Problem requirements: Your answer should be one number: the count of lines in the records that include the word "icon".

#### Supplied entries ####

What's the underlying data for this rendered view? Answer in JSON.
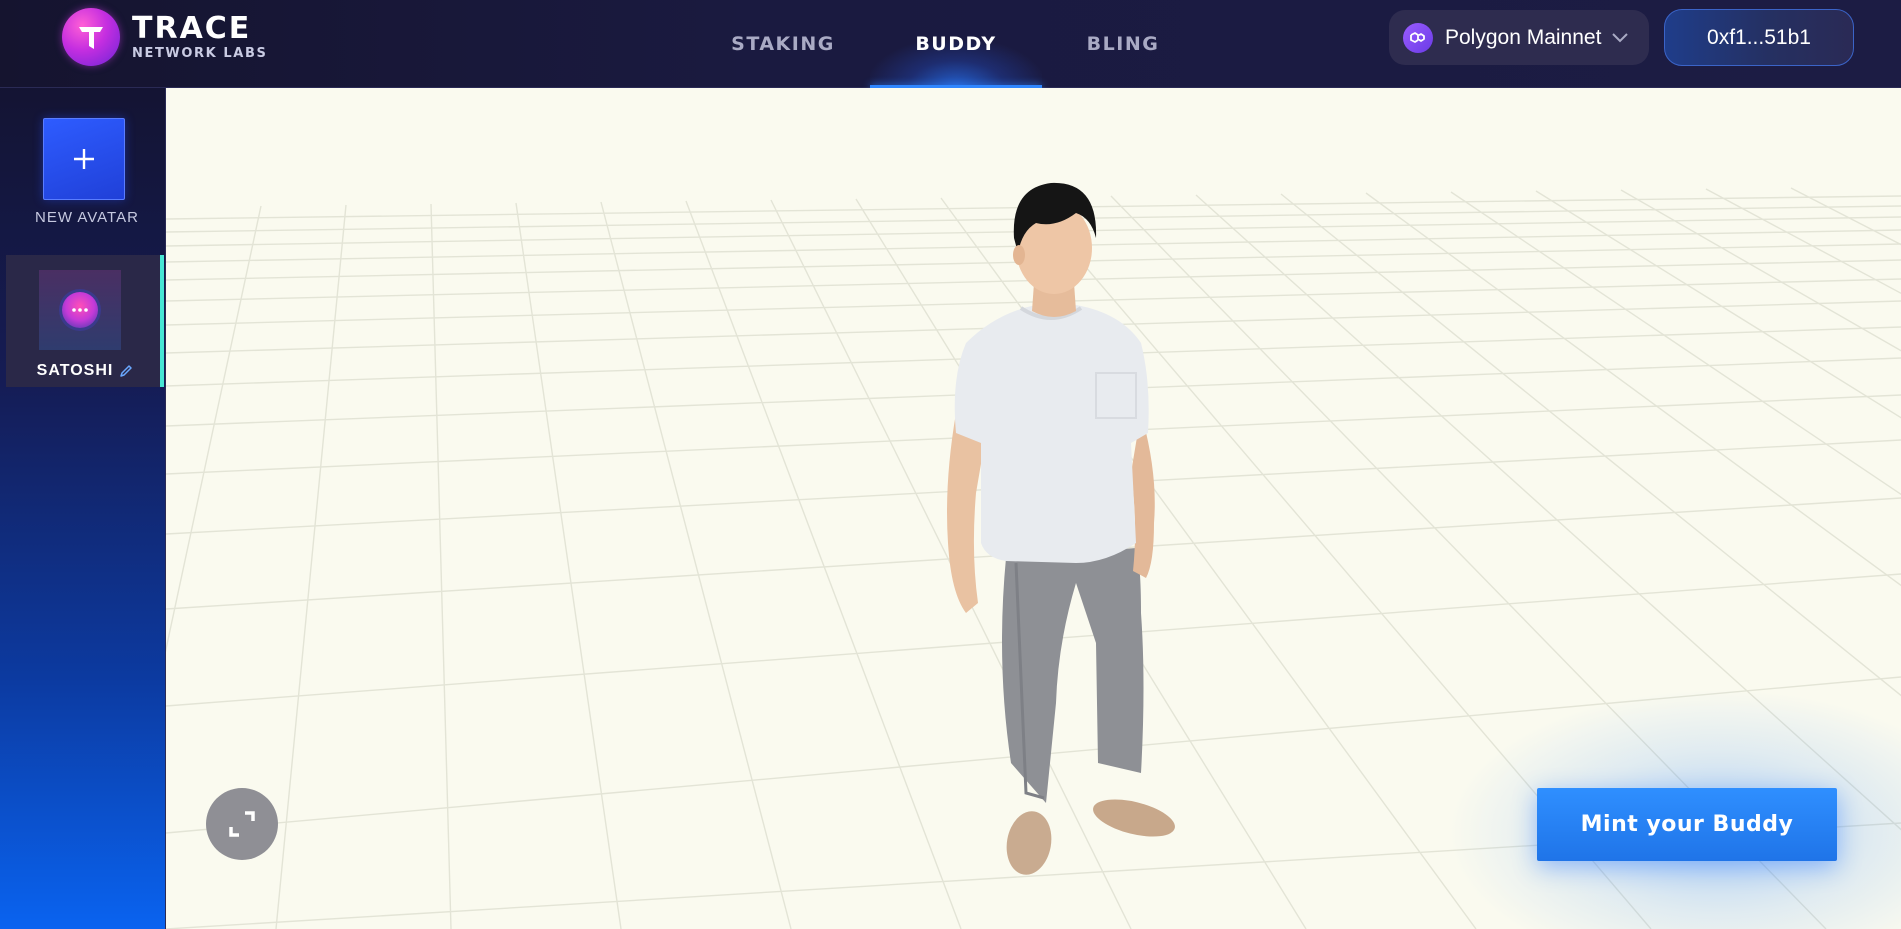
{
  "brand": {
    "title": "TRACE",
    "subtitle": "NETWORK LABS"
  },
  "nav": {
    "tabs": [
      {
        "label": "STAKING",
        "active": false
      },
      {
        "label": "BUDDY",
        "active": true
      },
      {
        "label": "BLING",
        "active": false
      }
    ]
  },
  "network": {
    "label": "Polygon Mainnet",
    "icon": "polygon-icon"
  },
  "wallet": {
    "address": "0xf1...51b1"
  },
  "sidebar": {
    "new_avatar_label": "NEW AVATAR",
    "new_avatar_icon": "plus-icon",
    "avatars": [
      {
        "name": "SATOSHI",
        "selected": true,
        "edit_icon": "pencil-icon"
      }
    ]
  },
  "viewer": {
    "fullscreen_icon": "expand-icon",
    "mint_label": "Mint your Buddy"
  },
  "colors": {
    "header_bg": "#1a1a40",
    "accent_blue": "#2f86ff",
    "selected_marker": "#47e6d4",
    "viewer_bg": "#fafaef",
    "mint_button": "#2584f5"
  }
}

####

Solution for this task: 4